The castle sat on a small rise in the middle of the valley floor. It was quite noticeable, and if you’d asked any of the locals for directions they’d say, “Aye!” in a rather deep and booming voice if they were male, “the castle’s first right a’ter McGregor’s farm.” But it didn’t seem to figure at all in terms of Avysmere’s attractions. You’d probably get told about the ghost in the church (in reality a white cloth with an electric fan blowing it about), the fine Edwardian cobbled streets (quite why anyone would use cobbles after tarmac was invented wasn’t really discussed), and Jimmy McGregor’s five eyed fish (three of the eyes were fake, apparently he’d just sown them on for the extra tourist trade) he supposedly caught down in the local loch. Everything but the castle would be mentioned, it’d ruin the quaint Scottish village look.
Thus it wasn’t too difficult for Hans to find the castle. In fact it really shouldn’t have been a problem, but Daniel, the estate agent who’d originally looked at the property, had forgotten the way back. Hence the journey had been filled with several interesting detours, such as nearly driving off the end of the loch’s single pier, driving the wrong way through the village’s one way system and Daniel’s constant belief that driving through a herd of sheep meant you were taking a shortcut.
Hans was, of course, sat in passenger seat throughout this, fearing for his life. He’d observed that the car was one of those typical businessmen cars; a grossly oversized saloon in a murky maroon/brown colour that any sane person would vomit at the sight of and that was without the muddy splatter on the car after their earlier escapades. He’d also hung one of those pathetic supposedly pine–scented trees on his rear view mirror, in which Hans could see the ‘My Other Car Is a Ferrari Too’ sticker. Presumably Daniel hadn’t realised that you were meant to put that sticker in a Ferrari. ‘Oh well,’ supposed Hans, ‘just because the guy has taste in buildings doesn’t necessarily means it extends to anything else.’
Hans was so engrossed in his thoughts that he didn’t realise they’d arrived at the castle until the car came to a halt in the centre of the gravel courtyard. The castle was more of a keep than the traditional motte and bailey design. The outer wall formed a square with all the buildings on the inside. The gatehouse on one side, a large building extending out of the opposite one with two smaller buildings protruded out of the other walls.
Both men clambered out of the car, stood up, and began taking in the immensity of it all. “Welcome, welcome, welcome, to your new home, Hans,” said Daniel, in his camp Canadian accent.

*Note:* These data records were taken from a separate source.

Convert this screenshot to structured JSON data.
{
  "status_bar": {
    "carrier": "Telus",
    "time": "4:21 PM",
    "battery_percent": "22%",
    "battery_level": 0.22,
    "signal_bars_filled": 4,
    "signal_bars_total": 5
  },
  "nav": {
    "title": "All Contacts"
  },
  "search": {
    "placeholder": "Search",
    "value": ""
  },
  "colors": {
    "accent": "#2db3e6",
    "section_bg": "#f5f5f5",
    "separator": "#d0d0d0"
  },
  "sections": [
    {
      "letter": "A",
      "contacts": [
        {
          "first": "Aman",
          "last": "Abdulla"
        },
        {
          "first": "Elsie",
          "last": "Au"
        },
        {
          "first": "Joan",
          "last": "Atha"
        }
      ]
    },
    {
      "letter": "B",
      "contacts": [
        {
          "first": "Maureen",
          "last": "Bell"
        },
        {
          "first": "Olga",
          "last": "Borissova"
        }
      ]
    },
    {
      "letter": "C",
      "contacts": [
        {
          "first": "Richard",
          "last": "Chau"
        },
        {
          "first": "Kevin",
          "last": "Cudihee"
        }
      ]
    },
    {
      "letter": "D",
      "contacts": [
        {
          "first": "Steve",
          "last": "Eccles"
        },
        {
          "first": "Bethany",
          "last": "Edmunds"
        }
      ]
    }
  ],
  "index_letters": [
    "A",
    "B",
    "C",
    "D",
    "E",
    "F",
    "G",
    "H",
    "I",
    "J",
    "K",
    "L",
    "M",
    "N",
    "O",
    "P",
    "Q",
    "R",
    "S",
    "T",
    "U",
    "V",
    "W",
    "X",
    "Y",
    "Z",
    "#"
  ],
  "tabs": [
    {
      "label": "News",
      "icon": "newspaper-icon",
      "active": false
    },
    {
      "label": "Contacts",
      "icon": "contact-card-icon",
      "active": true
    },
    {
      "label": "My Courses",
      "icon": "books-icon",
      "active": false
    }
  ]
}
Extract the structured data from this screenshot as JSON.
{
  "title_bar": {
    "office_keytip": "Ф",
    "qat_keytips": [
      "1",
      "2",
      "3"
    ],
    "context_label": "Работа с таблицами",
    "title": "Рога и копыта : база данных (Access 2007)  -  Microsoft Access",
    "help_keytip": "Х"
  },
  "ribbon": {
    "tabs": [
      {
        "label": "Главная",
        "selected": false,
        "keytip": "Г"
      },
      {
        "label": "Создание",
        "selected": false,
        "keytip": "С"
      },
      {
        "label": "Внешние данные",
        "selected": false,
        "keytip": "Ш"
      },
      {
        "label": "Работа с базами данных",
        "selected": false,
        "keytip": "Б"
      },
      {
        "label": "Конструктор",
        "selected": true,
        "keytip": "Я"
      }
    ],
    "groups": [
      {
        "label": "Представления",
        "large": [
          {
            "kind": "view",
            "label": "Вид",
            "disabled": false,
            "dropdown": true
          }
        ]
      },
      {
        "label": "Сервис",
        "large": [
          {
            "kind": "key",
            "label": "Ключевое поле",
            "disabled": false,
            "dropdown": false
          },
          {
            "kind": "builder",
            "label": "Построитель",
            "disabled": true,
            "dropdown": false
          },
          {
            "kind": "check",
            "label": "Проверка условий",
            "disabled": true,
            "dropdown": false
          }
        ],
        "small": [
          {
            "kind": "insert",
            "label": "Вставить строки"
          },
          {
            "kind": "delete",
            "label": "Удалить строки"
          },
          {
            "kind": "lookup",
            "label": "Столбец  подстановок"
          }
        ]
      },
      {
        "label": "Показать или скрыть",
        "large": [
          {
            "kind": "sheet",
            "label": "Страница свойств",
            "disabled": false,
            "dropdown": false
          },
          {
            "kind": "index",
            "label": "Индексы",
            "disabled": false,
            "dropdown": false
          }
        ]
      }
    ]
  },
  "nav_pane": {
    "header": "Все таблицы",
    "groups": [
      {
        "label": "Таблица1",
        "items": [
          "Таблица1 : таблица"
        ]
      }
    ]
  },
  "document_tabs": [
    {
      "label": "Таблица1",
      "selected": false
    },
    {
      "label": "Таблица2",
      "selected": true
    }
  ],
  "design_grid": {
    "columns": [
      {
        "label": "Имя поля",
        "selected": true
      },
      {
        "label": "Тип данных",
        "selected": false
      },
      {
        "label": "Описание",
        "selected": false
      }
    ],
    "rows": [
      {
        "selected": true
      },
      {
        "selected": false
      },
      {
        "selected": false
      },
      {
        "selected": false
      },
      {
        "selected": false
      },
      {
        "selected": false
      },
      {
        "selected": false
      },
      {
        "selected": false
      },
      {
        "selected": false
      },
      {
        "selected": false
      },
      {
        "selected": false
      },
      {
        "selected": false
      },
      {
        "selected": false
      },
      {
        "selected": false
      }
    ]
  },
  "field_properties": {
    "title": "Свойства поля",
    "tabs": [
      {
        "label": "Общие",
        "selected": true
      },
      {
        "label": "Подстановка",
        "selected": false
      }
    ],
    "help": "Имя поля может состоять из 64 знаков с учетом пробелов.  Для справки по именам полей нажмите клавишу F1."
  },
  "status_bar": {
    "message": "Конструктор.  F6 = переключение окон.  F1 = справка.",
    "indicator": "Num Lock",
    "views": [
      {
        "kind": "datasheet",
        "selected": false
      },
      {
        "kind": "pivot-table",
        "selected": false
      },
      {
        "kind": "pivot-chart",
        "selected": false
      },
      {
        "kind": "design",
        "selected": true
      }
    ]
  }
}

Hans wasn’t listening though, he was scanning the courtyard. The medium built man, with the crew cut standing at the other side of the car knew what he was looking for, though, as Hans had spent several hours stressing the importance of it not being damaged in transit. “Your bike’s in the garage in that building there,” he said pointing behind Hans. He personally preferred his car, it was more spacious and comfortable, but he didn’t like the colour. However, all the other estate agents in the country had that colour, so he guessed it must be a sign of the trade. He had considered getting a nicer colour to symbolise his status as more of a relocation expert than just an average estate agent, but he had his motto for foreign lands. ‘When in Rome, do as the Romans do.’
Hans knew where his priorities lay, his bike, his pride and joy. As soon as he heard where it was, he began heading in the direction Daniel had indicated, wanting to be re-united with it. He was unfortunately curtailed by shouting from the opposite side of the courtyard. Hans turned around and began walking back towards the car, spotting a thin man of medium height, wearing a mud stained tartan over-shirt and brown corduroy.
Hans walked back towards the man. They met; the man stroked his ginger-grey beard carefully, and then offered his hand. “Hans, this is Mervin, the groundskeeper,” said Daniel. “Well, look at the time, I’d better dash,” Daniel said as he hurriedly went to get in the car.
The vehicle spend of backwards as Mervin scowled and shouted, “An’ about time too! Aye, I’m glad to be making your acquaintance, sonny. This way, I’ll show yeh around then,” he said, pointing to a doorway in the large building opposite the gatehouse. “Yeh don’t mind me asking just one question though.”
“You just did, didn’t you?” replied Hans following Mervin to the door.
“Well I just wanna know why yeh sent me a crate of lard?”
“I don’t know, Daniel mentioned you seemed pretty keen on lard, you kept dropping it in conversation quite a bit, he even said you blessed it! I just thought it would be a nice gift!”
Mervin was furious. “Pretentious git!” he said spitefully as he clenched his fist, “All his bloody yeh canne speak yeh own accent, yeh’ve gotta speak proper English and all thaa twaddle. Poking and probing round the place, picking faults with every little last thing. He should talk, he canne tell the difference between Lord and lard, grr!”
Hans decided it would be best to remain silent for a little while.